Seabased and ORE Catapult roll out wave-to-wire optimisation tool

Swedish wave energy company Seabased and the Offshore Renewable Energy (ORE) Catapult have created a new software tool designed to help extract the most power from various types of wave climates.

Illustration (Courtesy of Seabased)
Illustration (Courtesy of Seabased)

The new software tool will help Seabased optimise its wave energy system from wave to grid. It will also move the company toward the anticipated certification of its technology at the end of 2021, according to Seabased.

When combined with the test bench currently under development, with continued engineering support from ORE Catapult, the wave-to-wire tool will allow Seabased to quantify the amount of power customers can expect from its wave energy technology in any given wave climate.

Simon Cheeseman, ORE Catapult’s Wave and Tidal Energy Sector Lead, said: “The introduction of commercial-scale wave energy into the renewables mix would be a welcome addition as we strive to reduce our carbon footprint and meet net-zero targets by 2050. ORE Catapult is pleased to be able to continue our support to Seabased with their ongoing technology development.

Quantifying the energy taken from wave resource is vital to secure investor confidence and this new wave-to-wire simulation software is designed to do exactly that”.

Francisco Francisco, Energy and Environment Officer for Seabased, who has been working on power park array simulations for each wave climate, said: “We need to know exactly how much power is going through the wire. Working with ORE Catapult has been really helpful. My passion is ensuring the numbers are accurate and ORE Catapult is an industry leader in these kinds of simulations”.

The collaboration with ORE Catapult was partly funded through the Interreg North Sea Region’s Ocean Energy Scale-up Alliance (OESA) project, which aims to accelerate the development of marine energy technologies through strategic partnerships and international collaborations.

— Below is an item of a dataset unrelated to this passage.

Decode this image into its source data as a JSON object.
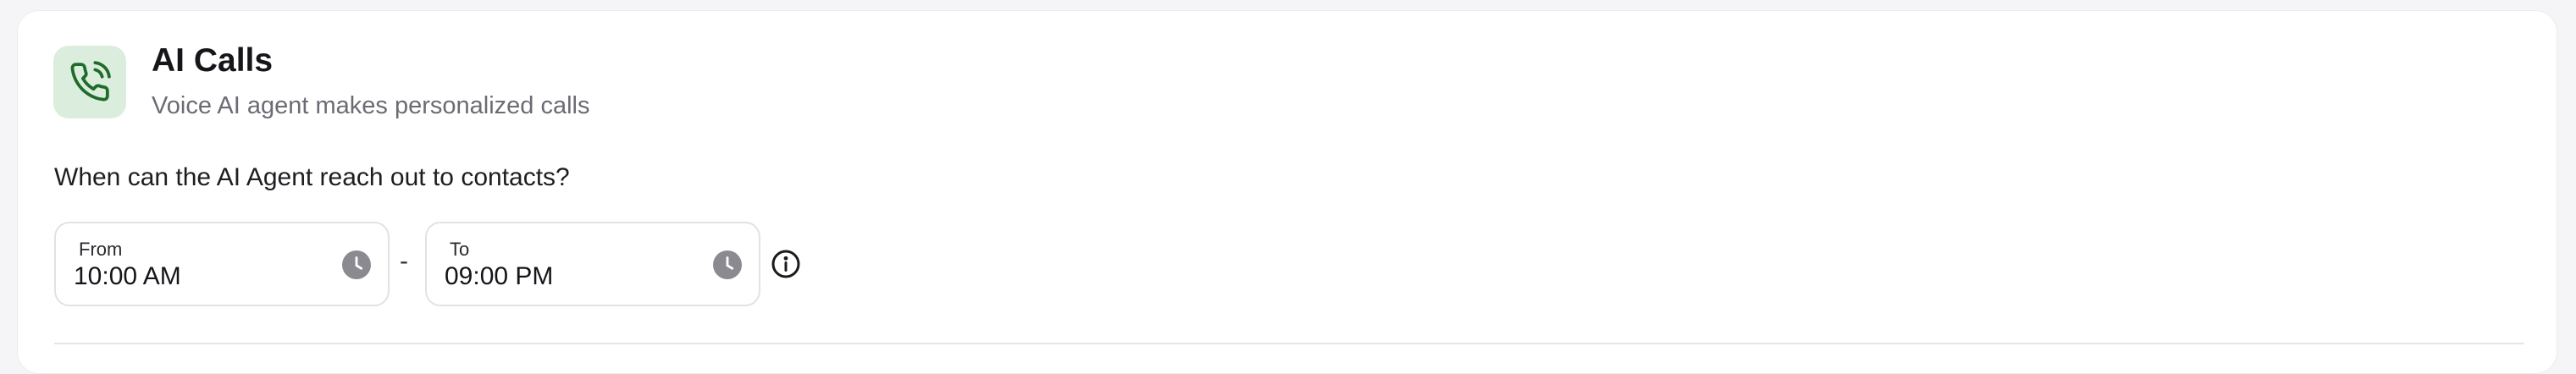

Simon Stark, OESA’s Project Manager, said: “This kind of collaboration is what is needed to bring the enormous promise of ocean energy to fruition. We’re really pleased to see this progress with our OESA partners”.

Seabased wave energy technology comprises a buoy on the surface that, when lifted by a wave, raises a translator inside a generator on the sea floor, producing electrical power.

Seabased’s system channels that power to a marine substation where the electricity is converted to a form usable by conventional grids, which is then sent out to provide CO2-free power to the grid.